When I've just performed some physical activity that has tired me out – but that I could have done easily when I was younger – there's an old joke I use that goes: "I feel like an old man ... [pause for effect] ... but where are we going to find one at this time of the day?" Hmmm, it doesn't seem quite so funny at the moment, because today is the day that I'm celebrating my 50th birthday.
The funny thing is that I don't feel particularly old. The reason I find this strange is that, when I was young, older people seemed to be really old. Now, I'm sure that some of this was just due to my subjective perception (young folks always think older folks are really old), but I think there's an objective element here as well.
Seriously, when I was young (say 10-ish), people of 50 were prone to look pretty darn old, while folks of 60 and above tended to look absolutely ancient. As I recall, old men used to wear flat caps, shabby sweaters, shirts and ties (even when working in the garden), and trousers pulled up under their armpits. Meanwhile, the ladies used to wear shapeless dresses covered by dowdy coats and hats like upside-down plant-pots held securely in place with long, sharp hat pins that could double as deadly weapons.
I've been pondering this over the course of the last few weeks, and I've come to the conclusion that the reason folks used to look so old was largely because they had been conditioned from an early age to believe in their hearts and souls that by 60 they were in their "declining years". In turn, of course, a lot of this was probably due to the fact that when they were young, the life expectancy was much lower than it is today, health care was incredibly limited compared to today, and so forth.
By comparison, I think people of my generation are really lucky. By the time we were in our 20s and 30s, we started to see older folks beginning to live life to its fullest – men in their 60s, 70s, and 80s were running marathons, while older ladies started to zip around on roller blades wearing eye-watering clothing ensembles such as "spanking pink" stretch pants and tie-dye T-shirts. Suddenly, growing old didn't seem quite so dire any more.
I think it's all a matter of attitude – if you say "Oh woe is me, I am undone, my end is in sight!" (from an old comedy sketch where everyone immediately looks at the zipper in the speaker's pants) then that's the way you will feel and life is going to be full of gloom and despondency.
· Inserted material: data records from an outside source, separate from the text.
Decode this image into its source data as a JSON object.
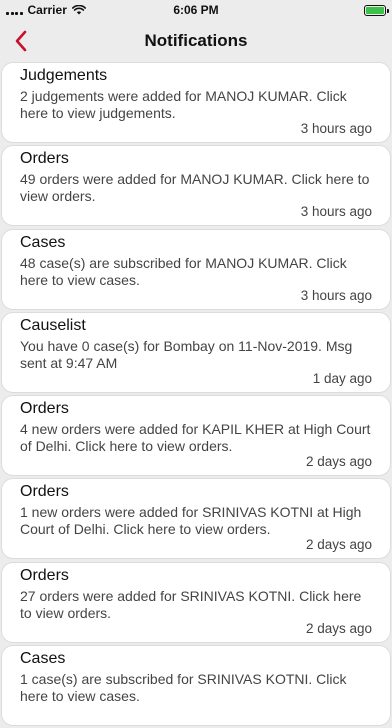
{
  "status": {
    "carrier": "Carrier",
    "time": "6:06 PM"
  },
  "nav": {
    "title": "Notifications"
  },
  "notifications": [
    {
      "title": "Judgements",
      "body": "2 judgements were added for MANOJ KUMAR. Click here to view judgements.",
      "time": "3 hours ago"
    },
    {
      "title": "Orders",
      "body": "49 orders were added for MANOJ KUMAR. Click here to view orders.",
      "time": "3 hours ago"
    },
    {
      "title": "Cases",
      "body": "48 case(s) are subscribed for MANOJ KUMAR. Click here to view cases.",
      "time": "3 hours ago"
    },
    {
      "title": "Causelist",
      "body": "You have 0 case(s) for Bombay on 11-Nov-2019. Msg sent at 9:47 AM",
      "time": "1 day ago"
    },
    {
      "title": "Orders",
      "body": "4 new orders were added for KAPIL KHER at High Court of Delhi. Click here to view orders.",
      "time": "2 days ago"
    },
    {
      "title": "Orders",
      "body": "1 new orders were added for SRINIVAS KOTNI at High Court of Delhi. Click here to view orders.",
      "time": "2 days ago"
    },
    {
      "title": "Orders",
      "body": "27 orders were added for SRINIVAS KOTNI. Click here to view orders.",
      "time": "2 days ago"
    },
    {
      "title": "Cases",
      "body": "1 case(s) are subscribed for SRINIVAS KOTNI. Click here to view cases.",
      "time": ""
    }
  ]
}
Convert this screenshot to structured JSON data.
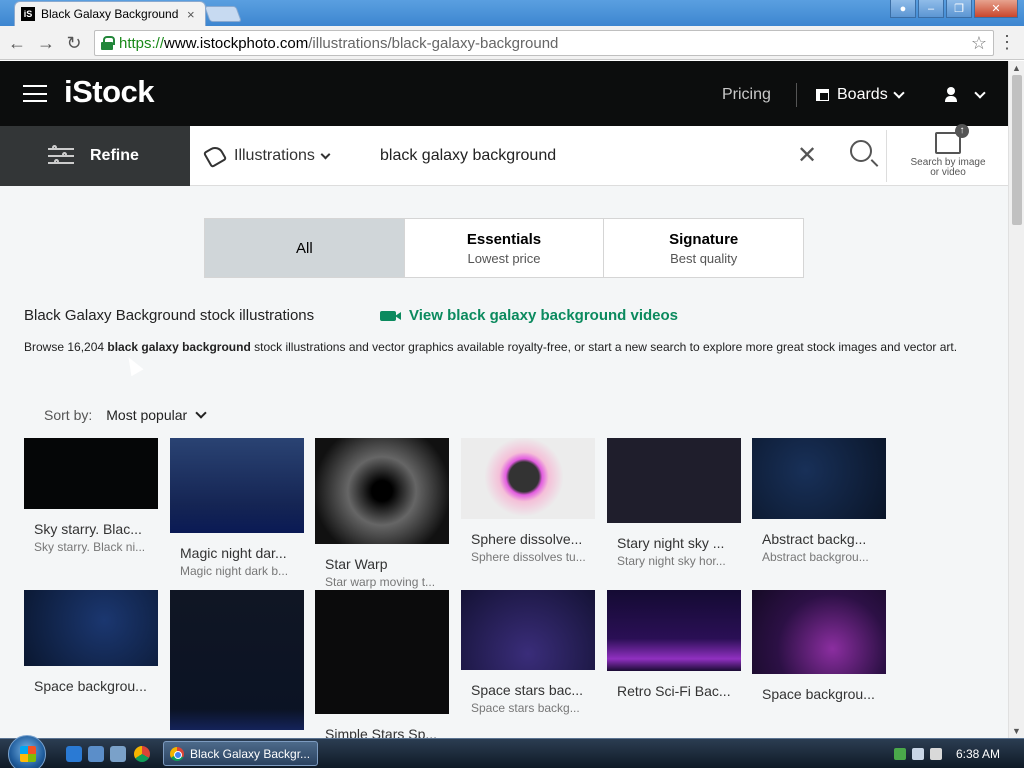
{
  "browser": {
    "tab_title": "Black Galaxy Background",
    "tab_favicon": "iS",
    "url_scheme": "https://",
    "url_host": "www.istockphoto.com",
    "url_path": "/illustrations/black-galaxy-background"
  },
  "header": {
    "logo": "iStock",
    "pricing": "Pricing",
    "boards": "Boards"
  },
  "search": {
    "refine": "Refine",
    "media_type": "Illustrations",
    "query": "black galaxy background",
    "search_by_image": "Search by image",
    "search_by_image_2": "or video"
  },
  "tabs": [
    {
      "main": "All",
      "sub": ""
    },
    {
      "main": "Essentials",
      "sub": "Lowest price"
    },
    {
      "main": "Signature",
      "sub": "Best quality"
    }
  ],
  "results": {
    "title": "Black Galaxy Background stock illustrations",
    "videos_link": "View black galaxy background videos",
    "desc_prefix": "Browse 16,204 ",
    "desc_bold": "black galaxy background",
    "desc_suffix": " stock illustrations and vector graphics available royalty-free, or start a new search to explore more great stock images and vector art."
  },
  "sort": {
    "label": "Sort by:",
    "value": "Most popular"
  },
  "images": [
    {
      "title": "Sky starry. Blac...",
      "sub": "Sky starry. Black ni...",
      "color": "#050607"
    },
    {
      "title": "Magic night dar...",
      "sub": "Magic night dark b...",
      "color": "#1f3566"
    },
    {
      "title": "Star Warp",
      "sub": "Star warp moving t...",
      "color": "#0a0a0a"
    },
    {
      "title": "Sphere dissolve...",
      "sub": "Sphere dissolves tu...",
      "color": "#e9e9ea"
    },
    {
      "title": "Stary night sky ...",
      "sub": "Stary night sky hor...",
      "color": "#1f1e2c"
    },
    {
      "title": "Abstract backg...",
      "sub": "Abstract backgrou...",
      "color": "#0e1d38"
    },
    {
      "title": "Space backgrou...",
      "sub": "",
      "color": "#0f2248"
    },
    {
      "title": "",
      "sub": "",
      "color": "#0d1220"
    },
    {
      "title": "Simple Stars Sp...",
      "sub": "",
      "color": "#0b0b0c"
    },
    {
      "title": "Space stars bac...",
      "sub": "Space stars backg...",
      "color": "#1e1b45"
    },
    {
      "title": "Retro Sci-Fi Bac...",
      "sub": "",
      "color": "#2a0f4a"
    },
    {
      "title": "Space backgrou...",
      "sub": "",
      "color": "#2c1045"
    }
  ],
  "taskbar": {
    "window_title": "Black Galaxy Backgr...",
    "clock": "6:38 AM"
  }
}
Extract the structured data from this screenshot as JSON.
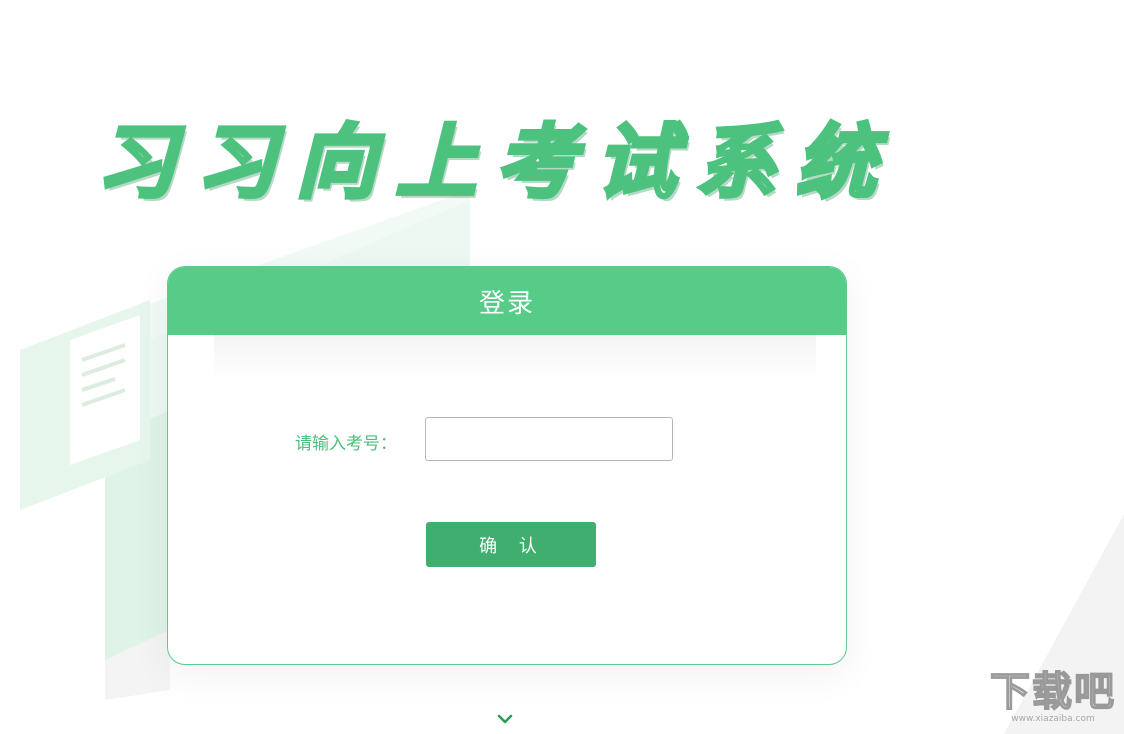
{
  "app": {
    "title": "习习向上考试系统"
  },
  "login": {
    "header_title": "登录",
    "exam_number_label": "请输入考号：",
    "exam_number_value": "",
    "exam_number_placeholder": "",
    "confirm_label": "确 认"
  },
  "navigation": {
    "scroll_icon": "chevron-down-icon"
  },
  "watermark": {
    "text": "下载吧",
    "url": "www.xiazaiba.com"
  },
  "colors": {
    "accent": "#56cc88",
    "button": "#3fae6e",
    "label": "#4cbf7a",
    "border": "#5ecb8a"
  }
}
But if you have the attitude: "Hey, it's your round, I'll have another large beer and then let's go for a race on our unicycles wearing blindfolds," well, you can't help but feel happy (especially if you manage to persuade your friend into going first).
Yours truly when I was 20 years old (and still had hair)!
When I was 20 I couldn't imagine ever being 50 – now I don't give a hoot – I don't know how you are supposed to feel at 50, but I feel as happy and bouncy as I ever did (I would claim it's clean living, but we all know better).
Questions? Comments? Feel free to email me – Clive "Max" Maxfield – at firstname.lastname@example.org). And, of course, if you haven't already done so, don't forget to Sign Up for our weekly Programmable Logic DesignLine Newsletter.